Sue Monk Kidd, the genteel Southern novelist, stood in a Massachusetts cemetery, staring at a headstone—worn, pitted and discolored from nearly 140 winters. Its engraved words, “Sarah Moore Grimke,” were barely legible. But Kidd’s own words, the ones she whispered in her mind, were clear: If you can hear this, Sarah, I want to do you justice. I want to do your life justice. I would love for people to know about you and your role and what you did.
Sarah Grimke was the 19th-century daughter of Charleston, S.C., slave owners who died in New Hope, Mass., after disgracing her family and Southern city by fighting against slavery, racism, and sexism and battling for abolition and suffrage. She, along with her sister Angelina, became the inspiration for Kidd’s bold new novel, The Invention of Wings.
Though Angelina was the younger, prettier and fierier of the two, it was single Sarah who pulled at Kidd. “I revere her as a real figure, and I revered her history.”

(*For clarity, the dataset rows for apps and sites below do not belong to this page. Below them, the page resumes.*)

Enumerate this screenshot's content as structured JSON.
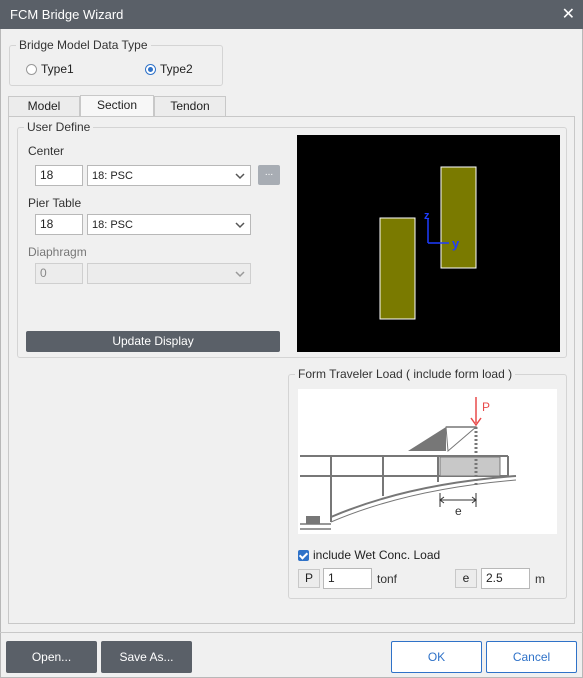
{
  "window": {
    "title": "FCM Bridge Wizard",
    "close_icon": "close-icon"
  },
  "model_type": {
    "legend": "Bridge Model Data Type",
    "options": [
      {
        "label": "Type1",
        "selected": false
      },
      {
        "label": "Type2",
        "selected": true
      }
    ]
  },
  "tabs": [
    {
      "label": "Model",
      "active": false
    },
    {
      "label": "Section",
      "active": true
    },
    {
      "label": "Tendon",
      "active": false
    }
  ],
  "user_define": {
    "legend": "User Define",
    "center": {
      "label": "Center",
      "id_value": "18",
      "section": "18: PSC",
      "browse_label": "..."
    },
    "pier_table": {
      "label": "Pier Table",
      "id_value": "18",
      "section": "18: PSC"
    },
    "diaphragm": {
      "label": "Diaphragm",
      "id_value": "0",
      "section": ""
    },
    "update_label": "Update Display"
  },
  "preview": {
    "axis_z": "z",
    "axis_y": "y",
    "fill_color": "#7a7a00",
    "axis_color": "#1e3cff"
  },
  "form_traveler": {
    "legend": "Form Traveler Load ( include form load )",
    "diagram_p": "P",
    "diagram_e": "e",
    "wet_conc_label": "include Wet Conc. Load",
    "wet_conc_checked": true,
    "p_tag": "P",
    "p_value": "1",
    "p_unit": "tonf",
    "e_tag": "e",
    "e_value": "2.5",
    "e_unit": "m"
  },
  "footer": {
    "open_label": "Open...",
    "save_as_label": "Save As...",
    "ok_label": "OK",
    "cancel_label": "Cancel"
  }
}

But Kidd found herself weighed down and confined by Sarah’s formidable history; she knew she had to find the woman beyond the facts. “And that was the moment the character came alive for me,” Kidd says, “because there are two Sarahs. There’s the Sarah of history, and then there’s my character.”
In a way, there are two Sue Monk Kidds, too: the New York Times best-selling novelist of The Secret Life of Bees but also the nonfiction author of The Dance of the Dissident Daughter. With The Invention of Wings, which has been named an Oprah’s Book Club 2.0 selection, Kidd beautifully weaves her two selves as she creates a novel based on fact that is riveting, compelling and disturbing.

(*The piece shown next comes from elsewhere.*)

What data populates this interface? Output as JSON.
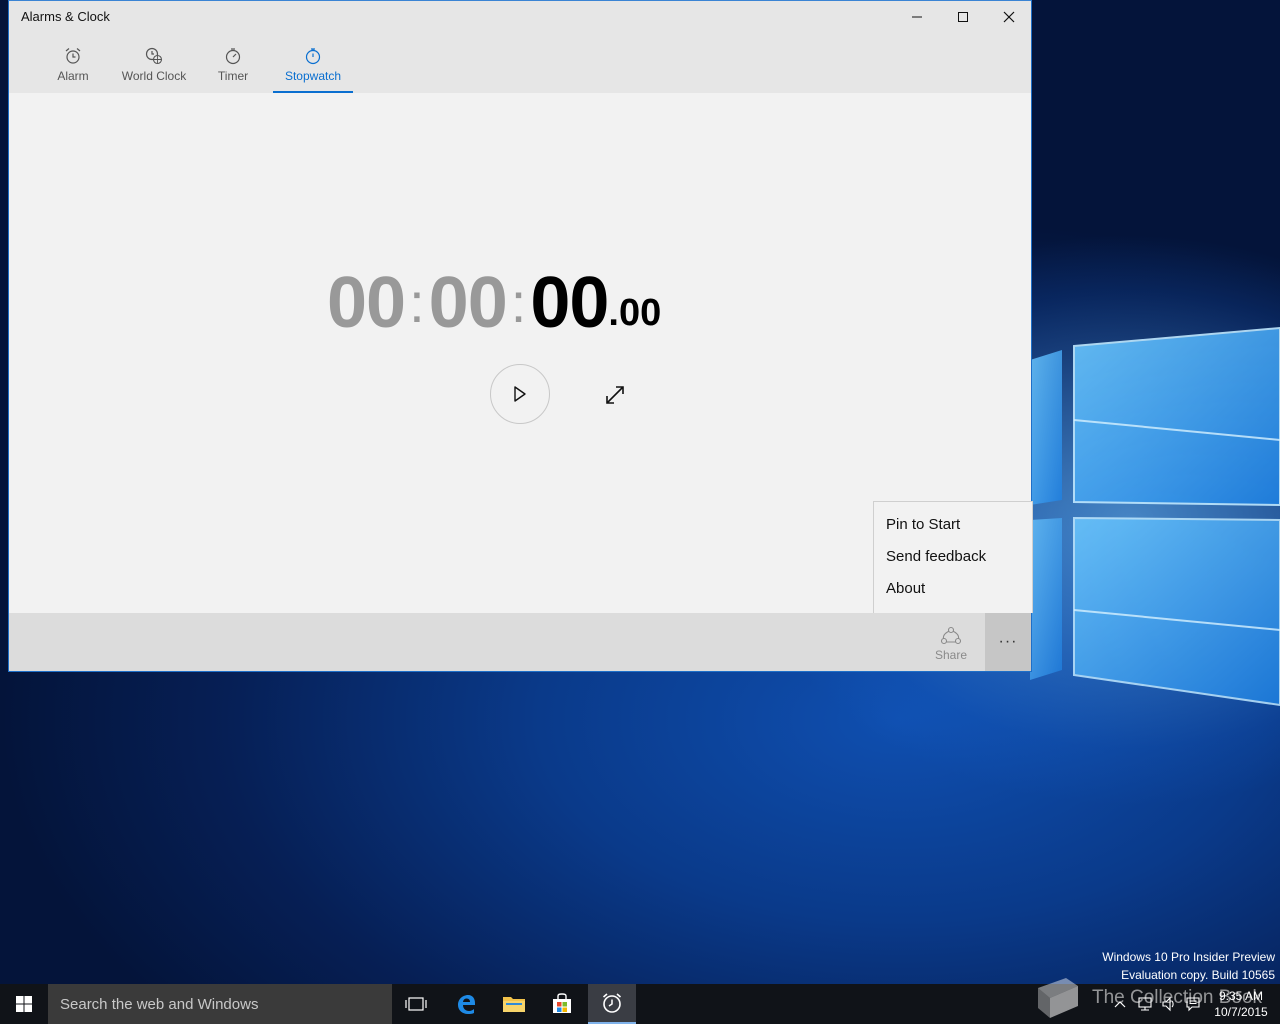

“If this novel isn’t disturbing to people, I probably have failed somewhat,” Kidd says. After all, it is about slavery, and Kidd considers America’s 246 years of slavery to be its original sin—“an American holocaust,” as she calls it.
To even think about writing about American slavery was daunting to Kidd. “I had to take a deep breath to do that. But once I did, I knew that it could not be a sentimental rendering,” she says. “I had to try—the best I could—to represent how harrowing and horrendous it really was in an individual life.”
And just as Toni Morrison did with Beloved, an author whom Kidd quotes, she wanted to make history personal so that the reader knows what it feels like to be afraid.
To that end, The Invention of Wings tells the entwined stories of Sarah and Hetty “Handful” Grimke, the 10-year-old slave Sarah’s parents gave their daughter for her 11th birthday. Though Handful was created from Kidd’s imagination, she is based on the fact that Sarah’s parents gifted their daughter a slave. Sarah tried to return the “present,” i.e. Handful, but her parents ignored the attempt. So, in an act that defied her mother, father, the law and her rector, in the novel, Sarah teaches Handful how to read. Sarah’s father is indignant: “There are sad truths in our world, and one is that slaves who read are a threat. They would be abreast of news that would incite them in ways we could not control,” he tells Sarah. “Yes, it’s unfair to deprive them, but there’s a great good here that must be protected.”
“But Father, it’s wrong!” Sarah cries.
Over the next 35 years of Sarah’s and Handful’s lives, Kidd details the violence and evil that human beings perpetrate on other human beings, all in the name of God.
“It’s important for Americans…to finally come to terms with this dark part of our past,” Kidd says. “I don’t feel like we truly have done that, or we would be able to look at it a little more cleareyed” and not feel the need to say “I can’t see that. I can’t look at that. That has nothing to do with me,” she adds. “That was my ancestors. That was the norm—‘My ancestors are from the North. Therefore it has nothing to do with me.’ There are all these ways that I think we distance ourselves from this.”
But can a genteel, private university–educated, white Southern woman of the 21st century truly comprehend the life of a young, black slave in the 19th century, as Kidd attempts with Handful?
“What an important thing that really is to do, I think: to put ourselves into the lives and minds and hearts of the other and to see what that was like,” Kidd says. “And at first I think there was a bit of cowardice in me about it, because I tried to write [Handful] in third person. It didn’t last very long, because the voice kept reverting back to first person. And I finally just let Handful be who she needed and wanted to be and wrote it.”
In fact, as a child of the 1960s, who came of age during the civil rights movement, Kidd feels a sense of social responsibility to write about slavery, though she laughs briefly at the mention of The Invention of Wings being a political book. She wants her novel to be thought of as a story about a 35-year sweep of history that was formative and volatile as seen through the lives of two women—a slave owner and a slave—whose destinies are bound together.
Then she notes, “But maybe it has some political aspects in the sense that whenever we write about the past, we’re really writing about the present, I suppose.”
Indeed, that’s the boldness of The Invention of Wings. In so many ways, it’s about America today. And that’s how Sue Monk Kidd can stand at the foot of a nearly 140-year-old gravestone and speak to a woman who fought for abolition and suffrage.
Suzy Spencer is the author of the memoir Secret Sex Lives: A Year on the Fringes of American Sexuality.